Component data from apps and pages
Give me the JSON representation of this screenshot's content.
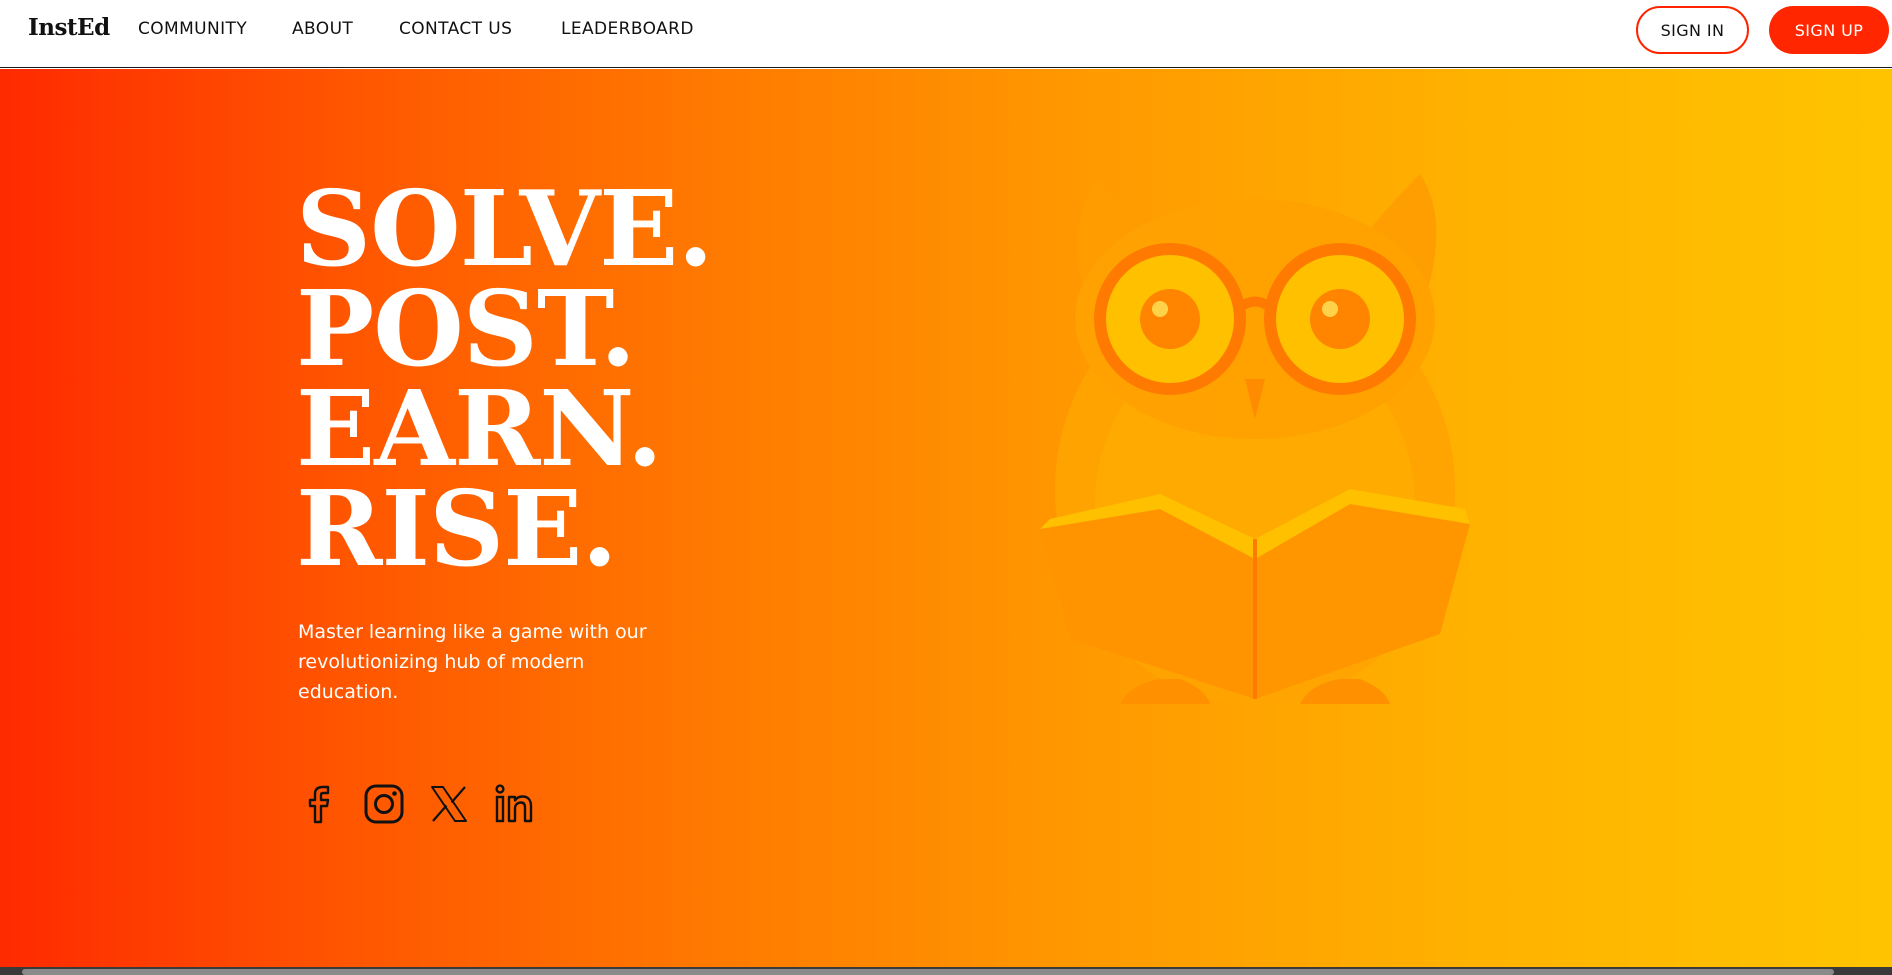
{
  "brand": {
    "logo": "InstEd"
  },
  "nav": {
    "links": [
      "COMMUNITY",
      "ABOUT",
      "CONTACT US",
      "LEADERBOARD"
    ],
    "signin_label": "SIGN IN",
    "signup_label": "SIGN UP"
  },
  "hero": {
    "headline": [
      "SOLVE.",
      "POST.",
      "EARN.",
      "RISE."
    ],
    "tagline": "Master learning like a game with our revolutionizing hub of modern education.",
    "socials": [
      "facebook-icon",
      "instagram-icon",
      "x-icon",
      "linkedin-icon"
    ],
    "illustration": "owl-reading-book"
  },
  "colors": {
    "accent": "#ff2600",
    "gradient_start": "#ff2a00",
    "gradient_end": "#ffc400",
    "text_dark": "#111111",
    "text_light": "#ffffff"
  }
}
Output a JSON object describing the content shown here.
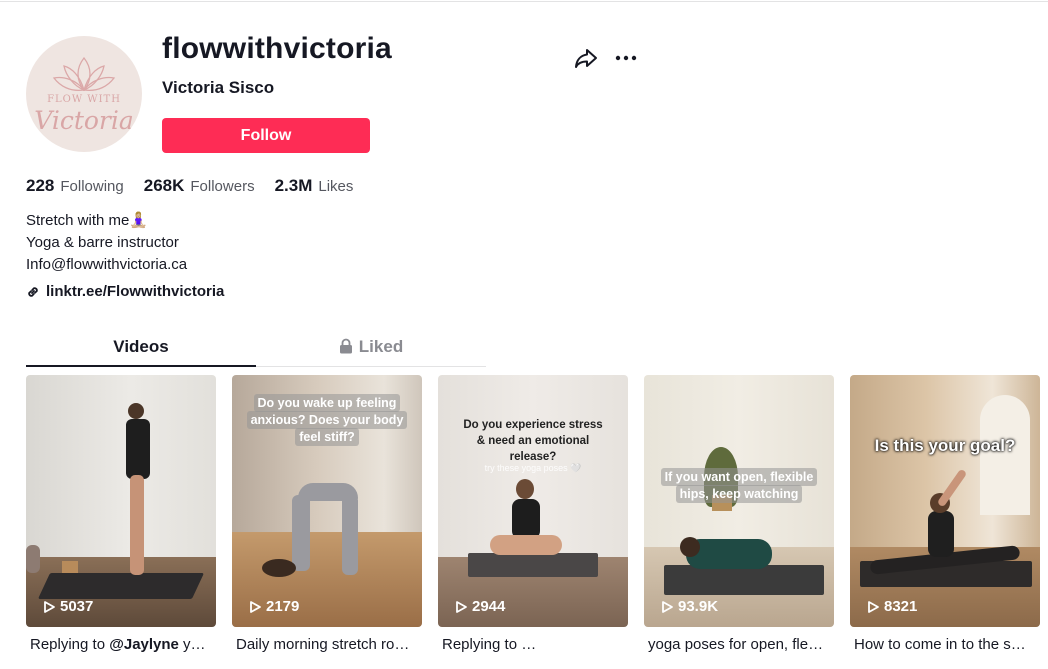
{
  "profile": {
    "avatar_line1": "FLOW WITH",
    "avatar_line2": "Victoria",
    "username": "flowwithvictoria",
    "nickname": "Victoria Sisco",
    "follow_label": "Follow"
  },
  "stats": {
    "following_count": "228",
    "following_label": "Following",
    "followers_count": "268K",
    "followers_label": "Followers",
    "likes_count": "2.3M",
    "likes_label": "Likes"
  },
  "bio": {
    "line1": "Stretch with me🧘🏼‍♀️",
    "line2": "Yoga & barre instructor",
    "line3": "Info@flowwithvictoria.ca"
  },
  "link": {
    "label": "linktr.ee/Flowwithvictoria",
    "icon": "link-icon"
  },
  "tabs": {
    "videos": "Videos",
    "liked": "Liked"
  },
  "icons": {
    "share": "share-icon",
    "more": "more-icon",
    "lock": "lock-icon",
    "play": "play-icon"
  },
  "colors": {
    "accent": "#fe2c55",
    "text": "#161823",
    "secondary": "#8a8b91"
  },
  "videos": [
    {
      "views": "5037",
      "caption_prefix": "Replying to ",
      "caption_mention": "@Jaylyne",
      "caption_suffix": " y…",
      "overlay": ""
    },
    {
      "views": "2179",
      "caption": "Daily morning stretch ro…",
      "overlay": "Do you wake up feeling anxious? Does your body feel stiff?"
    },
    {
      "views": "2944",
      "caption": "Replying to …",
      "overlay": "Do you experience stress & need an emotional release?",
      "overlay_sub": "try these yoga poses 🤍"
    },
    {
      "views": "93.9K",
      "caption": "yoga poses for open, fle…",
      "overlay": "If you want open, flexible hips, keep watching"
    },
    {
      "views": "8321",
      "caption": "How to come in to the s…",
      "overlay": "Is this your goal?"
    }
  ]
}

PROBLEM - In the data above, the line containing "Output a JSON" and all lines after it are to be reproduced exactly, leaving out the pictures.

REPLY TO THE EXERCISE -
Output a JSON object describing the content shown here.
{
  "profile": {
    "avatar_line1": "FLOW WITH",
    "avatar_line2": "Victoria",
    "username": "flowwithvictoria",
    "nickname": "Victoria Sisco",
    "follow_label": "Follow"
  },
  "stats": {
    "following_count": "228",
    "following_label": "Following",
    "followers_count": "268K",
    "followers_label": "Followers",
    "likes_count": "2.3M",
    "likes_label": "Likes"
  },
  "bio": {
    "line1": "Stretch with me🧘🏼‍♀️",
    "line2": "Yoga & barre instructor",
    "line3": "Info@flowwithvictoria.ca"
  },
  "link": {
    "label": "linktr.ee/Flowwithvictoria",
    "icon": "link-icon"
  },
  "tabs": {
    "videos": "Videos",
    "liked": "Liked"
  },
  "icons": {
    "share": "share-icon",
    "more": "more-icon",
    "lock": "lock-icon",
    "play": "play-icon"
  },
  "colors": {
    "accent": "#fe2c55",
    "text": "#161823",
    "secondary": "#8a8b91"
  },
  "videos": [
    {
      "views": "5037",
      "caption_prefix": "Replying to ",
      "caption_mention": "@Jaylyne",
      "caption_suffix": " y…",
      "overlay": ""
    },
    {
      "views": "2179",
      "caption": "Daily morning stretch ro…",
      "overlay": "Do you wake up feeling anxious? Does your body feel stiff?"
    },
    {
      "views": "2944",
      "caption": "Replying to …",
      "overlay": "Do you experience stress & need an emotional release?",
      "overlay_sub": "try these yoga poses 🤍"
    },
    {
      "views": "93.9K",
      "caption": "yoga poses for open, fle…",
      "overlay": "If you want open, flexible hips, keep watching"
    },
    {
      "views": "8321",
      "caption": "How to come in to the s…",
      "overlay": "Is this your goal?"
    }
  ]
}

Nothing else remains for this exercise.